News agencies, photographers, bloggers, and regular people will attend the various events and will bring with them an arsenal of digital mirrorless, DSLR, and other types of modern cameras to photograph and live stream the Olympics across the world. Social media will receive a non-stop barrage of coverage in the form of Tweets, Facebook updates, and Instagram posts covering everything from gold metal ceremonies, to the mundane conditions of athletes living in the Olympic Village.
Sixty-Six years ago, both the Winter and Summer Olympics were held in Oslo, Norway and Helsinki, Finland respectively. Like in 2018, those Olympic Games were an international event that the world looked upon with a sense of unity and hope. The 1952 games were only the second Olympics held after the conclusion of World War II. The Summer Games in Helsinki was notable as being the first Olympics in which both the Soviet Union and the People’s Republic of China participated.
Like the 2018 Olympics which is located on the doorstep of North Korea, the Summer Games in Helsinki was on the doorstep of the communist Soviet Union causing some tense emotions prior and during the games. A flight from Helsinki to St. Petersburg was barely an hour away.
Also like today, in 1952, news agencies, photographers, and regular people (no bloggers though) attended the various events and brought with them an arsenal of still and motion picture cameras to record the games and publish them in newspapers and magazines and broadcast footage on television and on theater screens.
The technology used however, was quite different as everything was shot on film and needed to be developed. There was no wi-fi or Internet to instantly send images back home for instant access by people on the other side of the planet. There was a wide variety of cameras used back then, some of which might surprise you.
This article, published in the February 1953 issue of Modern Photography covers the photographers that shot the Summer Games in Helsinki.

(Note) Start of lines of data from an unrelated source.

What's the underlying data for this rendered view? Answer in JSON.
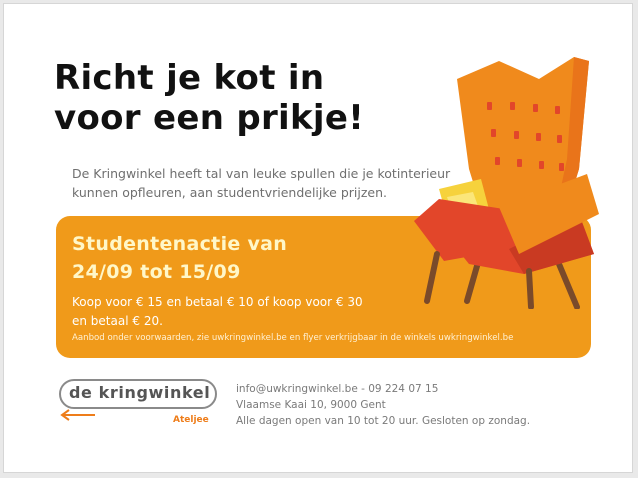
{
  "headline": {
    "line1": "Richt je kot in",
    "line2": "voor een prikje!"
  },
  "intro": {
    "line1": "De Kringwinkel heeft tal van leuke spullen die je kotinterieur",
    "line2": "kunnen opfleuren, aan studentvriendelijke prijzen."
  },
  "promo": {
    "title_line1": "Studentenactie van",
    "title_line2": "24/09 tot 15/09",
    "text_line1": "Koop voor € 15 en betaal € 10 of koop voor € 30",
    "text_line2": "en betaal € 20.",
    "note": "Aanbod onder voorwaarden, zie uwkringwinkel.be en flyer verkrijgbaar in de winkels uwkringwinkel.be"
  },
  "logo": {
    "name": "de kringwinkel",
    "sub": "Ateljee"
  },
  "contact": {
    "line1": "info@uwkringwinkel.be - 09 224 07 15",
    "line2": "Vlaamse Kaai 10, 9000 Gent",
    "line3": "Alle dagen open van 10 tot 20 uur. Gesloten op zondag."
  },
  "colors": {
    "promo_background": "#f09a1a",
    "chair_orange": "#f08a1c",
    "chair_red": "#e2462a",
    "chair_legs": "#7a4a2a",
    "cushion_yellow": "#f6d23c",
    "logo_accent": "#ee7d1a"
  },
  "icons": {
    "chair": "armchair-illustration",
    "logo_arrow": "arrow-left-icon"
  }
}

I expected there to be a number of Graflex press cameras, Leicas, and Rolleiflexes in attendance (and there were), but there were some models that might surprise you. One such model was the Bell & Howell Foton which was used by Mark Kauffman of Life magazine.
The Foton’s spring loaded design was capable of firing a burst of 12 exposures in 4 seconds making it useful for capturing fast motion images of athletes competing. The speed of the Foton was unachievable by any other still camera of it’s day.
I also found it interesting that an unnamed Soviet photographer brought with him their new “Kiev” rangefinder which was mistaken as a Contax by western photographers. I have no evidence of it, but this may have been the first time the world outside of the Soviet Union had laid eyes on the Kiev rangefinder. Although production of the earliest Kievs started in the late 1940s, these cameras were made in very low numbers. It was not until the early 1950s that both the Kiev II and III models went into large scale production and the secretive nature of the Soviet Union likely meant that news of any new model wouldn’t have traveled far.
The article below is a fascinating look at the gear and some of the stories of the photographers at the 1952 Summer Olympics including a glimpse into the selection process of who got to go, how television rights were negotiated, and even some of the hi-jinks played by the Soviet photographers. My only wish is that this article was longer as I would have liked to learn more (and see more cameras!)KepplerOlympics
All scans used with permission by Marc Bergman, 2018.